a password list in front of an opened chest

Storing passwords

Storing passwords

a key and a door, with a lock

Passwords may look to you like doors and keys:
they just have to match…

a list of names

…but a system (website, network…) has to store the passwords of many users!

a closed treasure chest

If a system stores all the users passwords
in their original form, like a secret in a chest,

a password list in front of an opened chest

…then once the chest is opened,
all passwords are instantly known!

The weakness:

a security risk warning

So you probably guess that there is a huge potential security risk,

an email showing an actual password

and when you receive an e-mail mentioning your actual password…
…then it means that the system actually knows your original password!

So, in a single attack, someone could just open the chest, and instantly get the password of every user.

This means only one thing for the security of such a system:

fatality

The solution:

So, you want to check if an entered password is correct, yet you need to store many passwords without leaking them.

There’s one answer:

Maths FTW!!

Instead of storing passwords, you store a key that is derived from the password: this makes it possible to authenticate the user without actually storing the password:

  1. take the entered password
  2. calculate the key
  3. compare with the key generated with the original password

For example, a bcrypt-derived key of “password” is “$2a$10$3BY0wQ3rgzBf6VlG0YFLoekcGrrHKYdSUdSSrN37TqClNg7Oouzey“.
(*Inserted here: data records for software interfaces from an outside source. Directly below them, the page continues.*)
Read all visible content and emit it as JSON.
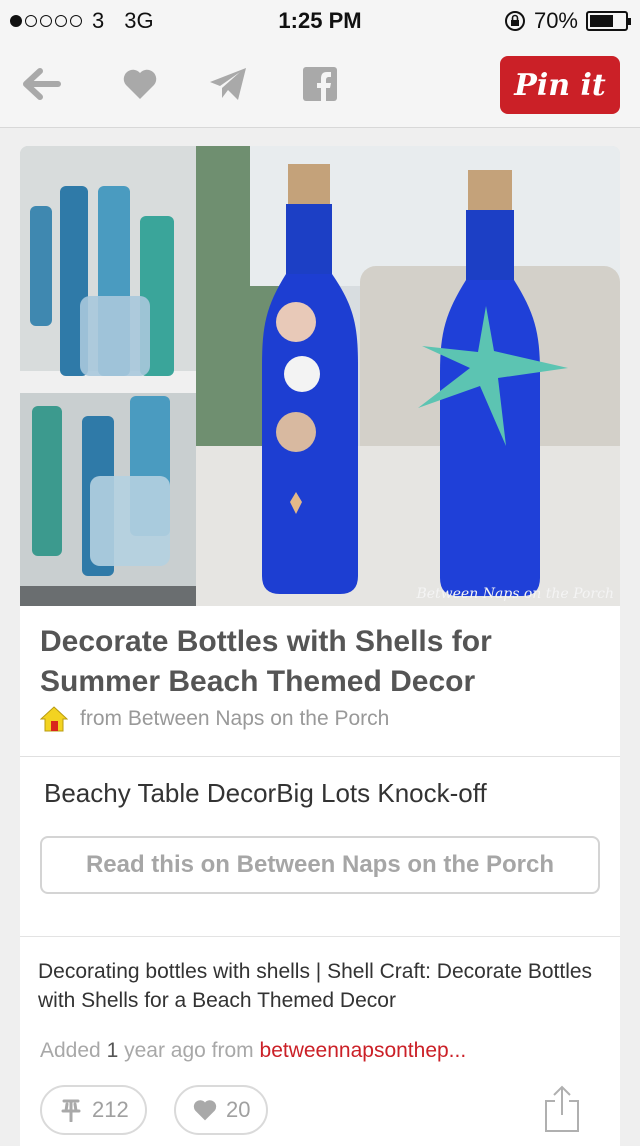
{
  "status_bar": {
    "carrier": "3",
    "network": "3G",
    "time": "1:25 PM",
    "battery": "70%",
    "battery_level": 0.7
  },
  "toolbar": {
    "back_icon": "arrow-left-icon",
    "like_icon": "heart-icon",
    "send_icon": "paper-plane-icon",
    "facebook_icon": "facebook-icon",
    "pin_label": "Pin it"
  },
  "pin": {
    "watermark": "Between Naps on the Porch",
    "title": "Decorate Bottles with Shells for Summer Beach Themed Decor",
    "source_label": "from Between Naps on the Porch",
    "description": "Beachy Table DecorBig Lots Knock-off",
    "read_button": "Read this on Between Naps on the Porch"
  },
  "related": {
    "title": "Decorating bottles with shells | Shell Craft: Decorate Bottles with Shells for a Beach Themed Decor",
    "added_prefix": "Added",
    "added_num": "1",
    "added_mid": "year ago from",
    "source_link": "betweennapsonthep...",
    "repins": "212",
    "likes": "20"
  },
  "colors": {
    "brand": "#cb2027",
    "icon_gray": "#a9a9a9"
  }
}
It’s much longer, and in practice, it’s very difficult to determine the original password that it was derived from.

Why not using just any complex hash function to derive the keys?

Because such key derivation functions are specifically designed to prevent an attacker to generate in advance a list of keys from all standard passwords, or better, a well-organised table.

Conclusion

not passwords, but keys

To prevent the risk of an instant and complete leak, one should never store passwords, but only derived keys, generated via dedicated algorithms.

key = math(password)

These keys are mathematically derived from the entered passwords.

no password list

That way, you have a real strong authentication system without a vulnerable list of passwords.

For a multi-user system, storing passwords is a big risk !

In a next blog post, we can show how that influences Windows security…

This post is also available in: German

Engine developer